- _Your objective_:
Only the lines that contain the string "label" belong in the answer; pull them from the records.

- _Record extracts_:

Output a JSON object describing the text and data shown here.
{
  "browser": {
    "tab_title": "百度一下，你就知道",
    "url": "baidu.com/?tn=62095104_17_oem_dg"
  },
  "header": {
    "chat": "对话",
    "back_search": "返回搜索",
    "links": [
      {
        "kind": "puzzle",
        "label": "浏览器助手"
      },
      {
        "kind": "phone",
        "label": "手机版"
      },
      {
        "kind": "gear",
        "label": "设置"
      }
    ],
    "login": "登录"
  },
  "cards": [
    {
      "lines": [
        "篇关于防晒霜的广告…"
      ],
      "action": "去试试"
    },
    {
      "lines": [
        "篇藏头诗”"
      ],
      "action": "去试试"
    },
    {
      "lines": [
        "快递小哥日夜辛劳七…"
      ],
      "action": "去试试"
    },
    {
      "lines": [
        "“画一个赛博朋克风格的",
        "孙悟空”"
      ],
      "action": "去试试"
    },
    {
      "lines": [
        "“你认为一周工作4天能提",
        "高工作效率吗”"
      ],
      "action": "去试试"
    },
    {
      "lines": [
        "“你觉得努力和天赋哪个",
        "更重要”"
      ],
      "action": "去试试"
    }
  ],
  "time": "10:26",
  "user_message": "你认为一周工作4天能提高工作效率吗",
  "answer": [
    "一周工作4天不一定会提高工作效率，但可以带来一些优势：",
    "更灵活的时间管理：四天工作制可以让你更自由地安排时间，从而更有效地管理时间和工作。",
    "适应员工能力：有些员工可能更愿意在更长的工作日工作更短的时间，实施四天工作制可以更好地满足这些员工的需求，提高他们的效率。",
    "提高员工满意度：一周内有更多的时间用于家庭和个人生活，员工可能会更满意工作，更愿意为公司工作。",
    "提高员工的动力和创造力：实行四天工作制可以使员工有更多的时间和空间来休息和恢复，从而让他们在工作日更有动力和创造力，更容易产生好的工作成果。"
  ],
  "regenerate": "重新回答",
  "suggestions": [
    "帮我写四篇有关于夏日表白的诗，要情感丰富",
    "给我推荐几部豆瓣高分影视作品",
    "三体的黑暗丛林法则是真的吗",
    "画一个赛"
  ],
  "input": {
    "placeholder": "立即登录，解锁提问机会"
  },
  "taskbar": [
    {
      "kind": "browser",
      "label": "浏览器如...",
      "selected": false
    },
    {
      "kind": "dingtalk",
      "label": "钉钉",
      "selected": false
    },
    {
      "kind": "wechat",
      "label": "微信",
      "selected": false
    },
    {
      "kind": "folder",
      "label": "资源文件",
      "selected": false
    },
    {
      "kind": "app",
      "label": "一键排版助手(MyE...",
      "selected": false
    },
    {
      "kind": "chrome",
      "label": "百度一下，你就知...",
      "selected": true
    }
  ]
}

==

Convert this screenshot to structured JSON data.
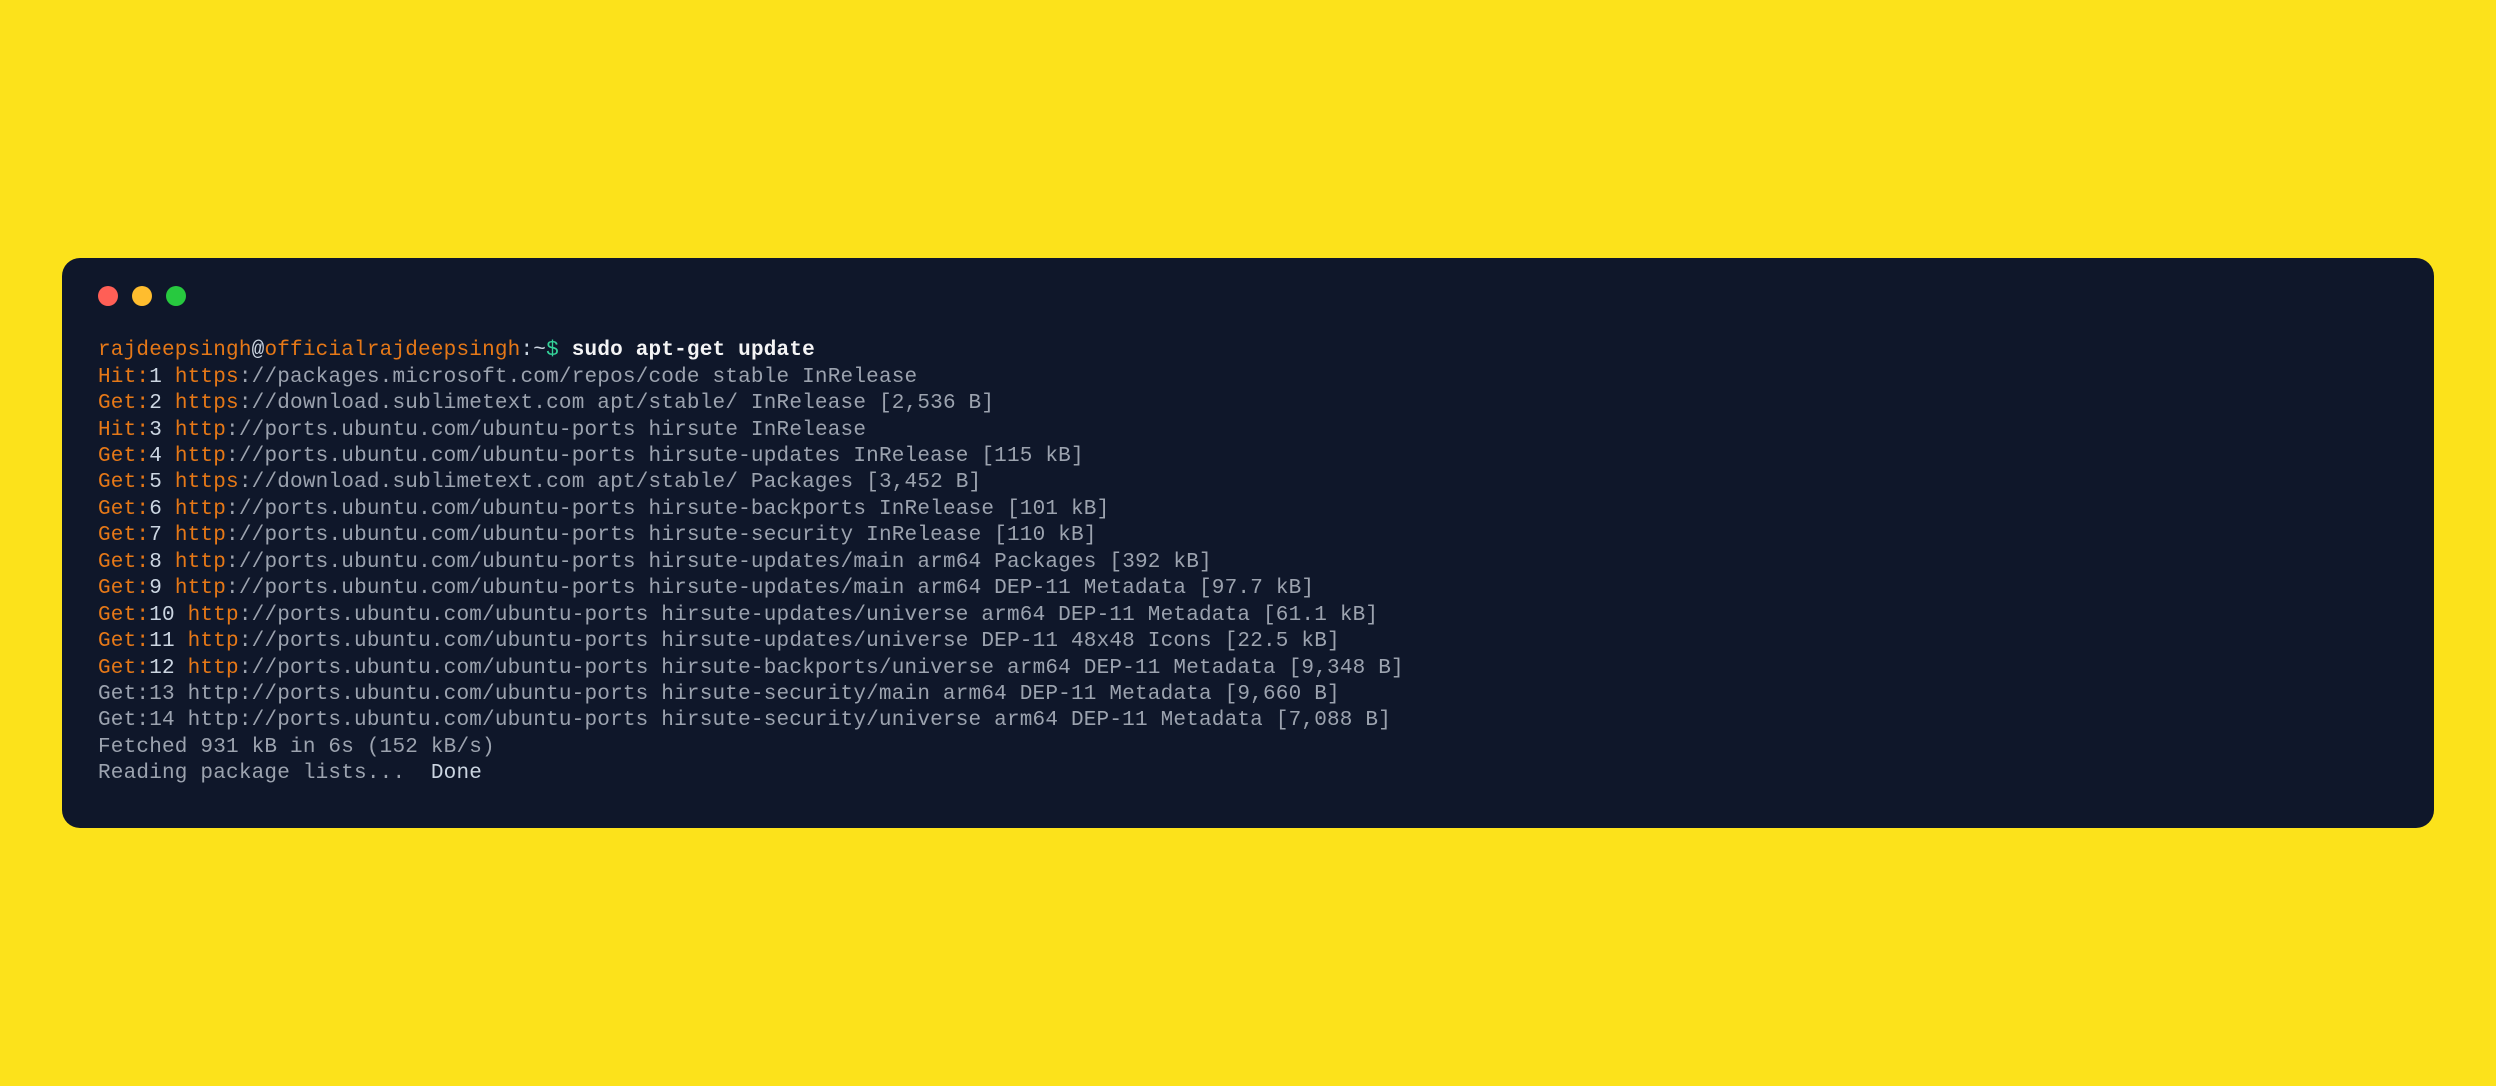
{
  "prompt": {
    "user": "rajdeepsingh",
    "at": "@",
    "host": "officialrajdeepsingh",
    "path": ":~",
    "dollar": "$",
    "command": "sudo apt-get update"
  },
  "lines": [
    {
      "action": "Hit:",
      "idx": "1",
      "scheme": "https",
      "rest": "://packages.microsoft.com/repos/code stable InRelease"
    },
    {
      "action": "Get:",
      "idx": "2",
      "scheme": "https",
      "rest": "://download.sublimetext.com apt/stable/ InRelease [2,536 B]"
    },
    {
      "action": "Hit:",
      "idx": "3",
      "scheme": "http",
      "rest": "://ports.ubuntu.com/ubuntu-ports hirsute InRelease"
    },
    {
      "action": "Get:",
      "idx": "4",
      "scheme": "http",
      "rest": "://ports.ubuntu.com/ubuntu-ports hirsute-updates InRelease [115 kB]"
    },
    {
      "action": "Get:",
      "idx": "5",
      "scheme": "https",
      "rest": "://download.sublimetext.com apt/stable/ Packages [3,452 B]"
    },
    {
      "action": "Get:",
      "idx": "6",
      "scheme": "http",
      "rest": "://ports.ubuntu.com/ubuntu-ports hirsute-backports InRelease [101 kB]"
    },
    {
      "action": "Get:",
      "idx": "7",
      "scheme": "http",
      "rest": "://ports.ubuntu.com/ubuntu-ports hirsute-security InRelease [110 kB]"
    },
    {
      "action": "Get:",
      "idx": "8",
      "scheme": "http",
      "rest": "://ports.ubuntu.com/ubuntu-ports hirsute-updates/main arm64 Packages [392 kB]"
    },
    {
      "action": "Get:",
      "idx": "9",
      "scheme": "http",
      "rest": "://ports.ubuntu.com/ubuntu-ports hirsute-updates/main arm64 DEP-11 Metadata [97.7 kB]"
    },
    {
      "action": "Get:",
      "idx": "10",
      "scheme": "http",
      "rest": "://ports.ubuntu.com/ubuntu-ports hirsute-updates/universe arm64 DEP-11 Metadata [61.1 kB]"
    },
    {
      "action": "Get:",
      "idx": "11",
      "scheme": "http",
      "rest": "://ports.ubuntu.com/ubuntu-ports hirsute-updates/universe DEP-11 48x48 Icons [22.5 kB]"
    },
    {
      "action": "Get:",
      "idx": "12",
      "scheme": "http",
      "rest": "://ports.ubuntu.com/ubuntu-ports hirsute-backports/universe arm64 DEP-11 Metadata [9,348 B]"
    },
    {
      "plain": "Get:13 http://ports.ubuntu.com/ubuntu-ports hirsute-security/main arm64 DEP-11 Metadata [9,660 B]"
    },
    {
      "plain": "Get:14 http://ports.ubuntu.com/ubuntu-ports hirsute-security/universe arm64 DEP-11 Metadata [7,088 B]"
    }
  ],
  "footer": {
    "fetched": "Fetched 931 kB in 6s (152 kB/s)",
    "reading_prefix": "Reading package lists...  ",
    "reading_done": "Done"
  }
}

- _Reply to the task_:
        "label": "浏览器助手"
        "label": "手机版"
        "label": "设置"
      "label": "浏览器如...",
      "label": "钉钉",
      "label": "微信",
      "label": "资源文件",
      "label": "一键排版助手(MyE...",
      "label": "百度一下，你就知...",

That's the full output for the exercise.